Extracted records:
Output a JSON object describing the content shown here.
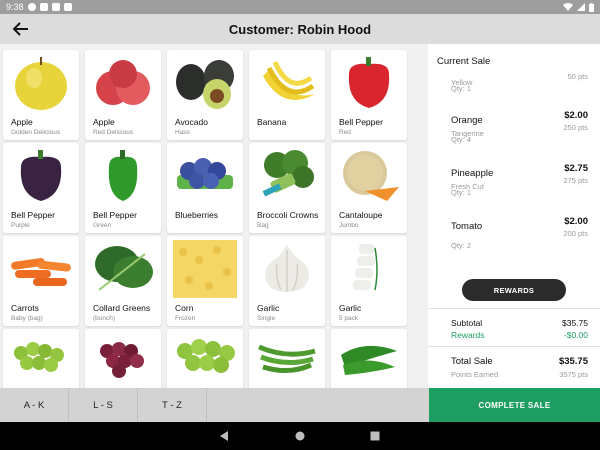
{
  "status_bar": {
    "time": "9:38"
  },
  "header": {
    "title": "Customer: Robin Hood",
    "back_icon": "arrow-left-icon"
  },
  "products": [
    {
      "name": "Apple",
      "sub": "Golden Delicious",
      "icon": "yellow-apple-image"
    },
    {
      "name": "Apple",
      "sub": "Red Delicious",
      "icon": "red-apple-image"
    },
    {
      "name": "Avocado",
      "sub": "Hass",
      "icon": "avocado-image"
    },
    {
      "name": "Banana",
      "sub": "",
      "icon": "banana-image"
    },
    {
      "name": "Bell Pepper",
      "sub": "Red",
      "icon": "red-pepper-image"
    },
    {
      "name": "Bell Pepper",
      "sub": "Purple",
      "icon": "purple-pepper-image"
    },
    {
      "name": "Bell Pepper",
      "sub": "Green",
      "icon": "green-pepper-image"
    },
    {
      "name": "Blueberries",
      "sub": "",
      "icon": "blueberries-image"
    },
    {
      "name": "Broccoli Crowns",
      "sub": "Bag",
      "icon": "broccoli-image"
    },
    {
      "name": "Cantaloupe",
      "sub": "Jumbo",
      "icon": "cantaloupe-image"
    },
    {
      "name": "Carrots",
      "sub": "Baby (bag)",
      "icon": "carrots-image"
    },
    {
      "name": "Collard Greens",
      "sub": "(bunch)",
      "icon": "collard-greens-image"
    },
    {
      "name": "Corn",
      "sub": "Frozen",
      "icon": "corn-image"
    },
    {
      "name": "Garlic",
      "sub": "Single",
      "icon": "garlic-image"
    },
    {
      "name": "Garlic",
      "sub": "5 pack",
      "icon": "garlic-pack-image"
    },
    {
      "name": "",
      "sub": "",
      "icon": "green-grapes-image"
    },
    {
      "name": "",
      "sub": "",
      "icon": "red-grapes-image"
    },
    {
      "name": "",
      "sub": "",
      "icon": "green-grapes-bunch-image"
    },
    {
      "name": "",
      "sub": "",
      "icon": "green-beans-image"
    },
    {
      "name": "",
      "sub": "",
      "icon": "green-chili-image"
    }
  ],
  "sale": {
    "heading": "Current Sale",
    "lines": [
      {
        "name": "",
        "price": "",
        "modifier": "Yellow",
        "points": "50 pts",
        "qty": "Qty: 1"
      },
      {
        "name": "Orange",
        "price": "$2.00",
        "modifier": "Tangerine",
        "points": "250 pts",
        "qty": "Qty: 4"
      },
      {
        "name": "Pineapple",
        "price": "$2.75",
        "modifier": "Fresh Cut",
        "points": "275 pts",
        "qty": "Qty: 1"
      },
      {
        "name": "Tomato",
        "price": "$2.00",
        "modifier": "",
        "points": "200 pts",
        "qty": "Qty: 2"
      }
    ],
    "rewards_label": "REWARDS",
    "subtotal_label": "Subtotal",
    "subtotal_value": "$35.75",
    "rewards_row_label": "Rewards",
    "rewards_row_value": "-$0.00",
    "total_label": "Total Sale",
    "total_value": "$35.75",
    "points_label": "Points Earned",
    "points_value": "3575 pts"
  },
  "tabs": [
    {
      "label": "A - K"
    },
    {
      "label": "L - S"
    },
    {
      "label": "T - Z"
    }
  ],
  "complete_label": "COMPLETE SALE",
  "colors": {
    "accent_green": "#1f9e63",
    "app_bar": "#dcdcdc",
    "status_bar": "#9e9e9e"
  }
}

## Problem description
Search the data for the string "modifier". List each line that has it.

## Answer to this exercise
        "modifier": "Yellow",
        "modifier": "Tangerine",
        "modifier": "Fresh Cut",
        "modifier": "",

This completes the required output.